Exercise brief:
The entries below must be returned exactly as they stand.

Material provided:
---+---
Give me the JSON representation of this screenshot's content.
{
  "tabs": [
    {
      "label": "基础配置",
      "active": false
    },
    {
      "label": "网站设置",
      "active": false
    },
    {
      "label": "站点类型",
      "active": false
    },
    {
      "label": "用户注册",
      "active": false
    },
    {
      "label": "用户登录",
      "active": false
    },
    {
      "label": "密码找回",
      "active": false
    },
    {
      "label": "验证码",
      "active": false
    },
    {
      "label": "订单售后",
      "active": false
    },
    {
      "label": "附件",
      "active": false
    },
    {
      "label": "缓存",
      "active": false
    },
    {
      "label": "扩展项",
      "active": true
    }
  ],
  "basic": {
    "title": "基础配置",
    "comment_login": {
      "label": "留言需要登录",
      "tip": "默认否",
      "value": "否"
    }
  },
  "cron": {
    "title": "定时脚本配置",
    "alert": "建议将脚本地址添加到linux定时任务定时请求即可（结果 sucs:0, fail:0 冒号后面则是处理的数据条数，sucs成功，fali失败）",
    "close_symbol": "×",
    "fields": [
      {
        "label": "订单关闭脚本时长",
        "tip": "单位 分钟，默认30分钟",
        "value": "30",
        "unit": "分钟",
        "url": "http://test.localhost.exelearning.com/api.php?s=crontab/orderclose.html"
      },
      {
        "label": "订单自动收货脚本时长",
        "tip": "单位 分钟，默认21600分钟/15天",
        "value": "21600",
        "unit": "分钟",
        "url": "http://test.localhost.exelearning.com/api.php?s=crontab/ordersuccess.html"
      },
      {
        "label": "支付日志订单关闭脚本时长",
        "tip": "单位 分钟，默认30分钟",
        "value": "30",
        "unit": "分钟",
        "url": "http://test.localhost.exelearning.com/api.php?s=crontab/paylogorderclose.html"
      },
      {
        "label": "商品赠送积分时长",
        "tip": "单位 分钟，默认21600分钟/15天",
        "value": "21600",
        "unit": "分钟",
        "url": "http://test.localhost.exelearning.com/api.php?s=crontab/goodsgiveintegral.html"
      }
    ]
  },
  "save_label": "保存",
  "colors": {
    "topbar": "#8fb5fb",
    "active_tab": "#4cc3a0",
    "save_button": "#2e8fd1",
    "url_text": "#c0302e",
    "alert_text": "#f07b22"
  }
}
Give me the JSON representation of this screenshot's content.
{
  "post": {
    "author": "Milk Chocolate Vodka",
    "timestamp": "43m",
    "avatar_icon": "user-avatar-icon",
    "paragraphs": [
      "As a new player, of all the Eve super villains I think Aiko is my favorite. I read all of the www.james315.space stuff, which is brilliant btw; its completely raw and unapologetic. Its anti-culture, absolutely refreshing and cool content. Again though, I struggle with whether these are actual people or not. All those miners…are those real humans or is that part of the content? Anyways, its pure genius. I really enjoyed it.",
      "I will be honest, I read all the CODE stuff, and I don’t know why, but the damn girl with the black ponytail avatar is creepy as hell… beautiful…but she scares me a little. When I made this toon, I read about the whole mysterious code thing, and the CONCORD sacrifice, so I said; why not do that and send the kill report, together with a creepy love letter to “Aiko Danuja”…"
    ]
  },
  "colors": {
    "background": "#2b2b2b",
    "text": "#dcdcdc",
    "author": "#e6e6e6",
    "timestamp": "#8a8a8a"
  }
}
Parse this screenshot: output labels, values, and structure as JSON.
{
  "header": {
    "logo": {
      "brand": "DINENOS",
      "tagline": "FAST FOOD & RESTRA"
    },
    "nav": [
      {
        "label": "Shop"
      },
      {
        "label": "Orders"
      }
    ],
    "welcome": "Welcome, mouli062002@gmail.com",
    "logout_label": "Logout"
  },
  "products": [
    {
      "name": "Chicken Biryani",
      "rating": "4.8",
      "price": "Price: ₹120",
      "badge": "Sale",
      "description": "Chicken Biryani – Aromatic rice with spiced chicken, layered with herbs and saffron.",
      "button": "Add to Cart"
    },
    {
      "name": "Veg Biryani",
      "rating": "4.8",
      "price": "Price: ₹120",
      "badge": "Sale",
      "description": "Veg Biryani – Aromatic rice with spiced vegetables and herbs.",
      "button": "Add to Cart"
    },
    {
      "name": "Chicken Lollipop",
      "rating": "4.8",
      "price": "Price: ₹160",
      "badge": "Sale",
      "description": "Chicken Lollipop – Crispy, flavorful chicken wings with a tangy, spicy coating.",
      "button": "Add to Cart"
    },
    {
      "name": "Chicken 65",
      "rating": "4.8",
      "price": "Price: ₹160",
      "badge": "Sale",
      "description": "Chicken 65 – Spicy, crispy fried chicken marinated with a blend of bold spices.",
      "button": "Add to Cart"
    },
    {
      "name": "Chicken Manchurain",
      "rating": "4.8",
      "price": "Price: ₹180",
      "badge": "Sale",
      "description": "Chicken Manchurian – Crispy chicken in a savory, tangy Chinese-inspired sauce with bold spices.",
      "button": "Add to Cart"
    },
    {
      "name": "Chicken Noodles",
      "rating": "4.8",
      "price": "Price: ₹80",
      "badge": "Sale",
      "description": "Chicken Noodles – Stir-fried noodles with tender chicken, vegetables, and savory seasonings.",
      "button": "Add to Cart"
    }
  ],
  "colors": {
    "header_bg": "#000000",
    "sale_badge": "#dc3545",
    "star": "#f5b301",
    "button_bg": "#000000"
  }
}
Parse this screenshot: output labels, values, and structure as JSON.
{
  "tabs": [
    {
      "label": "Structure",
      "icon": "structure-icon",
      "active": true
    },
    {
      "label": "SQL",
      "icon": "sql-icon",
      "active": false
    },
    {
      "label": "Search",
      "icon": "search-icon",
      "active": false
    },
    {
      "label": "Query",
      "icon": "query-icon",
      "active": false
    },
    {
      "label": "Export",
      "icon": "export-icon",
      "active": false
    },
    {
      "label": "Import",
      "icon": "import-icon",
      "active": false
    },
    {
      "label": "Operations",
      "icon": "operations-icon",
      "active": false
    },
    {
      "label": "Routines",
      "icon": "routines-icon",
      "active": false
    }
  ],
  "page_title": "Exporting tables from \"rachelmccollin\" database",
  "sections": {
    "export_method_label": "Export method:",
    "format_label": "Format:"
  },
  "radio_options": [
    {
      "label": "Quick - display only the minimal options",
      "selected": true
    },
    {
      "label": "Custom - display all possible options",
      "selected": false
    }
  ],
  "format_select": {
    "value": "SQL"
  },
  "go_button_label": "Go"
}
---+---
Problem solution:
Give me the JSON representation of this screenshot's content.
{
  "tabs": [
    {
      "label": "基础配置",
      "active": false
    },
    {
      "label": "网站设置",
      "active": false
    },
    {
      "label": "站点类型",
      "active": false
    },
    {
      "label": "用户注册",
      "active": false
    },
    {
      "label": "用户登录",
      "active": false
    },
    {
      "label": "密码找回",
      "active": false
    },
    {
      "label": "验证码",
      "active": false
    },
    {
      "label": "订单售后",
      "active": false
    },
    {
      "label": "附件",
      "active": false
    },
    {
      "label": "缓存",
      "active": false
    },
    {
      "label": "扩展项",
      "active": true
    }
  ],
  "basic": {
    "title": "基础配置",
    "comment_login": {
      "label": "留言需要登录",
      "tip": "默认否",
      "value": "否"
    }
  },
  "cron": {
    "title": "定时脚本配置",
    "alert": "建议将脚本地址添加到linux定时任务定时请求即可（结果 sucs:0, fail:0 冒号后面则是处理的数据条数，sucs成功，fali失败）",
    "close_symbol": "×",
    "fields": [
      {
        "label": "订单关闭脚本时长",
        "tip": "单位 分钟，默认30分钟",
        "value": "30",
        "unit": "分钟",
        "url": "http://test.localhost.exelearning.com/api.php?s=crontab/orderclose.html"
      },
      {
        "label": "订单自动收货脚本时长",
        "tip": "单位 分钟，默认21600分钟/15天",
        "value": "21600",
        "unit": "分钟",
        "url": "http://test.localhost.exelearning.com/api.php?s=crontab/ordersuccess.html"
      },
      {
        "label": "支付日志订单关闭脚本时长",
        "tip": "单位 分钟，默认30分钟",
        "value": "30",
        "unit": "分钟",
        "url": "http://test.localhost.exelearning.com/api.php?s=crontab/paylogorderclose.html"
      },
      {
        "label": "商品赠送积分时长",
        "tip": "单位 分钟，默认21600分钟/15天",
        "value": "21600",
        "unit": "分钟",
        "url": "http://test.localhost.exelearning.com/api.php?s=crontab/goodsgiveintegral.html"
      }
    ]
  },
  "save_label": "保存",
  "colors": {
    "topbar": "#8fb5fb",
    "active_tab": "#4cc3a0",
    "save_button": "#2e8fd1",
    "url_text": "#c0302e",
    "alert_text": "#f07b22"
  }
}
Give me the JSON representation of this screenshot's content.
{
  "post": {
    "author": "Milk Chocolate Vodka",
    "timestamp": "43m",
    "avatar_icon": "user-avatar-icon",
    "paragraphs": [
      "As a new player, of all the Eve super villains I think Aiko is my favorite. I read all of the www.james315.space stuff, which is brilliant btw; its completely raw and unapologetic. Its anti-culture, absolutely refreshing and cool content. Again though, I struggle with whether these are actual people or not. All those miners…are those real humans or is that part of the content? Anyways, its pure genius. I really enjoyed it.",
      "I will be honest, I read all the CODE stuff, and I don’t know why, but the damn girl with the black ponytail avatar is creepy as hell… beautiful…but she scares me a little. When I made this toon, I read about the whole mysterious code thing, and the CONCORD sacrifice, so I said; why not do that and send the kill report, together with a creepy love letter to “Aiko Danuja”…"
    ]
  },
  "colors": {
    "background": "#2b2b2b",
    "text": "#dcdcdc",
    "author": "#e6e6e6",
    "timestamp": "#8a8a8a"
  }
}
Parse this screenshot: output labels, values, and structure as JSON.
{
  "header": {
    "logo": {
      "brand": "DINENOS",
      "tagline": "FAST FOOD & RESTRA"
    },
    "nav": [
      {
        "label": "Shop"
      },
      {
        "label": "Orders"
      }
    ],
    "welcome": "Welcome, mouli062002@gmail.com",
    "logout_label": "Logout"
  },
  "products": [
    {
      "name": "Chicken Biryani",
      "rating": "4.8",
      "price": "Price: ₹120",
      "badge": "Sale",
      "description": "Chicken Biryani – Aromatic rice with spiced chicken, layered with herbs and saffron.",
      "button": "Add to Cart"
    },
    {
      "name": "Veg Biryani",
      "rating": "4.8",
      "price": "Price: ₹120",
      "badge": "Sale",
      "description": "Veg Biryani – Aromatic rice with spiced vegetables and herbs.",
      "button": "Add to Cart"
    },
    {
      "name": "Chicken Lollipop",
      "rating": "4.8",
      "price": "Price: ₹160",
      "badge": "Sale",
      "description": "Chicken Lollipop – Crispy, flavorful chicken wings with a tangy, spicy coating.",
      "button": "Add to Cart"
    },
    {
      "name": "Chicken 65",
      "rating": "4.8",
      "price": "Price: ₹160",
      "badge": "Sale",
      "description": "Chicken 65 – Spicy, crispy fried chicken marinated with a blend of bold spices.",
      "button": "Add to Cart"
    },
    {
      "name": "Chicken Manchurain",
      "rating": "4.8",
      "price": "Price: ₹180",
      "badge": "Sale",
      "description": "Chicken Manchurian – Crispy chicken in a savory, tangy Chinese-inspired sauce with bold spices.",
      "button": "Add to Cart"
    },
    {
      "name": "Chicken Noodles",
      "rating": "4.8",
      "price": "Price: ₹80",
      "badge": "Sale",
      "description": "Chicken Noodles – Stir-fried noodles with tender chicken, vegetables, and savory seasonings.",
      "button": "Add to Cart"
    }
  ],
  "colors": {
    "header_bg": "#000000",
    "sale_badge": "#dc3545",
    "star": "#f5b301",
    "button_bg": "#000000"
  }
}
Parse this screenshot: output labels, values, and structure as JSON.
{
  "tabs": [
    {
      "label": "Structure",
      "icon": "structure-icon",
      "active": true
    },
    {
      "label": "SQL",
      "icon": "sql-icon",
      "active": false
    },
    {
      "label": "Search",
      "icon": "search-icon",
      "active": false
    },
    {
      "label": "Query",
      "icon": "query-icon",
      "active": false
    },
    {
      "label": "Export",
      "icon": "export-icon",
      "active": false
    },
    {
      "label": "Import",
      "icon": "import-icon",
      "active": false
    },
    {
      "label": "Operations",
      "icon": "operations-icon",
      "active": false
    },
    {
      "label": "Routines",
      "icon": "routines-icon",
      "active": false
    }
  ],
  "page_title": "Exporting tables from \"rachelmccollin\" database",
  "sections": {
    "export_method_label": "Export method:",
    "format_label": "Format:"
  },
  "radio_options": [
    {
      "label": "Quick - display only the minimal options",
      "selected": true
    },
    {
      "label": "Custom - display all possible options",
      "selected": false
    }
  ],
  "format_select": {
    "value": "SQL"
  },
  "go_button_label": "Go"
}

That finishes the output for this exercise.